Passover is the holiday of freedom where we celebrate the liberation of the ancient Hebrews from their bondage in Egypt. The theme of freedom is hugely popular and has been a source of inspiration for oppressed peoples for millennia. But we rarely take the time to reflect on the rest of the story, which reveals what the ideal of freedom is truly pointing to. The Exodus from Egypt is only the first part of the story. After they cross over the Reed Sea, the Hebrews come to Mt. Sinai where they have a dramatic and life altering encounter with God. God gives the Hebrews the Torah, aka the Law of Moses, and from then on they are the Nation of Israel. In Judaism, indeed in the Torah itself, the Exodus is meaningless without Sinai because the freedom that God gives to the Israelites isn’t the freedom of anarchy or libertinism. It is freedom under the law, freedom within the constraints of relationship and mutual responsibility, within a covenant. This freedom is necessarily constrained within the covenant because freedom from oppression cannot exist unless our mutual responsibilities to one another are acknowledged and respected. The stories of the Exodus and Sinai teach us that true freedom can only exist under discipline.
Most of us don’t like that word: discipline. It conjures up images of stern authority figures and arbitrary restrictions. But self-discipline is a necessary component of everyday life for most of us. We wake up to go to work, whether we want to or not. We force ourselves to eat healthy foods when we really want something deep fried and filled with sugar. We recognize that disciplining ourselves leads to a greater good than momentary enjoyment. If the Torah is meant to be a means for social and personal discipline, what is the greater good at which it aims? It is a twofold aim: to create a society grounded in justice, and to turn the individual into a mensch. Mensch is a Yiddish word which signifies a person with integrity and honor.
If any of you have, or have tried to, read the Torah, you may be wondering how the Torah could possibly achieve its goal. It’s a notoriously dry collection of books once you get past the halfway mark of Exodus, full of a lot of seemingly arcane, and frankly immoral, laws. While there are the beautiful aphorisms that everyone loves to quote, like “Justice, justice you shall pursue,” and “You shall love your neighbor as yourself,” there are also the awful laws that offend our own sense of morality regarding slavery, genocide, LGBT people, and women. And that’s not to mention the seemingly arbitrary laws about diet and mixing fabrics. How is this supposed to be a guide to justice and becoming a mensch?
The answer lies, of course, in the Jewish tradition of biblical interpretation. Jews have been interpreting their central documents for millennia, and many of the things we find abhorrent, the ancient rabbis struggled with as well. Rabbi Hillel was one of the greatest rabbis in Jewish history and lived just a little before Jesus. There is a story in the Talmud which relates his own approach to Torah interpretation. A gentile came to him and said, “Rabbi, if you can teach me the whole Torah while standing on one foot, I will convert to Judaism.” And Hillel stood on one foot (I like to imagine him putting his finger on his nose) and said, “That which is hateful to you, do not do to another. That is the whole Law; the rest is commentary. Go and study the commentary.” All of the Torah must be interpreted in light of this Golden Rule. Of course in saying this, he wasn’t saying anything substantially different from what you can find in the prophets, like Isaiah 1:17 and Micah 6:8.
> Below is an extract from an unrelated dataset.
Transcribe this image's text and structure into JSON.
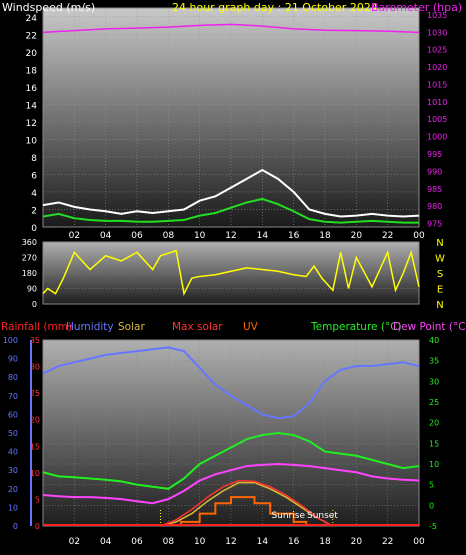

Most people like that story because it makes Judaism sound easy. They focus on the Golden Rule part and forget the part where he told him to go and study. But study is central to this project of self-discipline. The Jewish method of study is different from what most of us are used to. When we think of studying, we think of libraries, reading, research, and writing papers. In contrast, Jewish study cannot be done alone. It must be done with a teacher and another student because the Jewish method of study is dependent on discussion and argument. The method of arguing and defending a position against a friendly opponent leads to a greater understanding of the topic at hand. And knowledge of our duties emerges through relationship.
But of course there’s more to Jewish spiritual discipline than study and argument. The spiritual discipline of Judaism is a unified program of study, reflection, and mitzvot, all of which operate in the life of the individual to help him grow into a mensch, and by creating many menschen to create a community grounded in justice. Study helps us to learn through critical examination what our duties are to others. Regular prayer and reflection was instituted by the rabbinic authorities to remind us daily of our values and ideals. And mitzvot, good deeds or commandments, ensure that we act on the objects of our study and meditation. Through this threefold program of self-discipline we can emerge from the oppression of our egocentrism to become the liberated person of integrity and goodness we were meant to be. This is the message of the Exodus story.